The need for grid modernization, very much in the news this past year, was also a priority. Several states looked for ways to push utility action around easing interconnection issues and fixing the ailing electric grid. Several major utilities took steps to address grid vulnerabilities and file regular distribution plans in response to recent legislation. Virginia, Michigan and Massachusetts moved forward on grid modernization investments from major utilities (all made in response to new requirements), and Louisiana enacted requirements for utilities to assess grid vulnerabilities and investment needs. California approved incentives for virtual power plants to boost the grid in times of high energy need, while Colorado explored third-party implementation of virtual power plant pilots. Additionally, Massachusetts, Nevada, New Jersey and New York began looking at legislation to boost microgrids, given their potential for improving grid resiliency.

The Boom in Utility Scale

2023 was a record year for utility-scale solar. The sector steadily recovered remarkably from last year’s decline due to uncertainties from the antidumping/countervailing duty tariff fight and supply delays brought by the UFLPA. According to the U.S. Energy Information Administration, developers added 16.8 GW of new utility-scale electric generating capacity to the grid in the first half of the year. They were also predicted to be on track to add 35 GW of capacity by the end of the year. Additionally, SEIA reported the first quarter of 2023 was the best first quarter in industry history, partly because delayed utility-scale solar projects started coming online. A particularly welcome trend was that utility-scale solar deployment continued to be concentrated in “energy communities,” traditionally coal-generating or fossil fuel-based regions, a development bolstered by investment and production tax credits under the IRA.

Technological trends also helped fuel this growth. Many solar firms embraced thin-film modules, partly because their tariff-exempt status made them more readily available. Additionally, the use of trackers in utility-scale solar developments continued in earnest due to their increased efficiency and falling prices.
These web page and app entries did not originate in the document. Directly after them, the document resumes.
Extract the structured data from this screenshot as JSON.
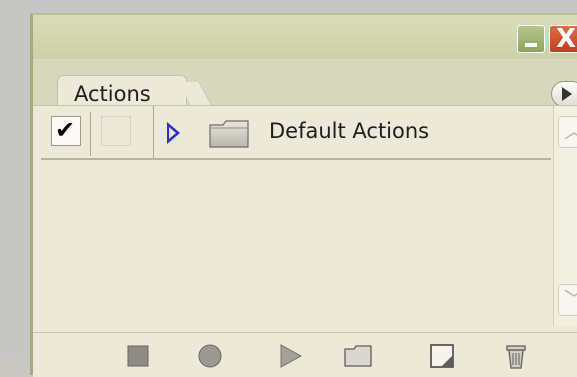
{
  "window": {
    "minimize_icon": "minimize-icon",
    "close_icon": "close-icon",
    "close_glyph": "X"
  },
  "tabs": [
    {
      "label": "Actions"
    }
  ],
  "panel_menu_icon": "panel-menu-icon",
  "actions_list": [
    {
      "label": "Default Actions",
      "type": "action-set",
      "toggle_checked": true,
      "dialog_toggle": false,
      "expanded": false,
      "icon": "folder-icon"
    }
  ],
  "toolbar": {
    "items": [
      {
        "name": "stop-playing-icon"
      },
      {
        "name": "begin-recording-icon"
      },
      {
        "name": "play-selection-icon"
      },
      {
        "name": "create-new-set-icon"
      },
      {
        "name": "create-new-action-icon"
      },
      {
        "name": "delete-icon"
      }
    ]
  },
  "colors": {
    "panel_bg": "#ece9d8",
    "title_bg": "#cdd1a8",
    "close_btn": "#c23d1f",
    "expander": "#2a2ae0"
  }
}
Fixed tilt projects, ones that are simpler to install and cheaper to maintain, tended to be applied only to more challenging sites in the less sunny regions along the East Coast.

Utilities also continued their trend of embracing programs that encourage customers to buy pre-approved solar devices and enroll them in demand-response or energy-efficiency programs. This has been a welcome development for the industry, given that it is a consumer-driven solution that helps create a more secure and stable energy infrastructure. Many in the sector also viewed virtual power plants as a go-to solution for addressing reliability and resiliency challenges.

Moving Forward into a Promising 2024,

RE+ 2023, North America’s largest clean energy conference, broke records. It brought together 40,000 attendees and featured more than 1,350 exhibitors from around the world. According to the consultancy firm DNV, the United States has $12 trillion in potential investment opportunities for its grid infrastructure and renewables through 2050, depending on the annual growth rate of grid capacity. These phenomena are true indicators of just how significant an economic and environmental engine the solar and storage industry has become over the past 12 months.

America’s electric grid needs an overhaul, our marginalized communities need a more significant portion of the renewables pie, and our businesses need a robust, well-trained labor force. But we are more than up to the task. Our industry will continue to pursue the policies and projects that bring us closer to achieving our nation’s clean energy goals and ensuring that the benefits of renewable energy are felt by all in 2024 and beyond.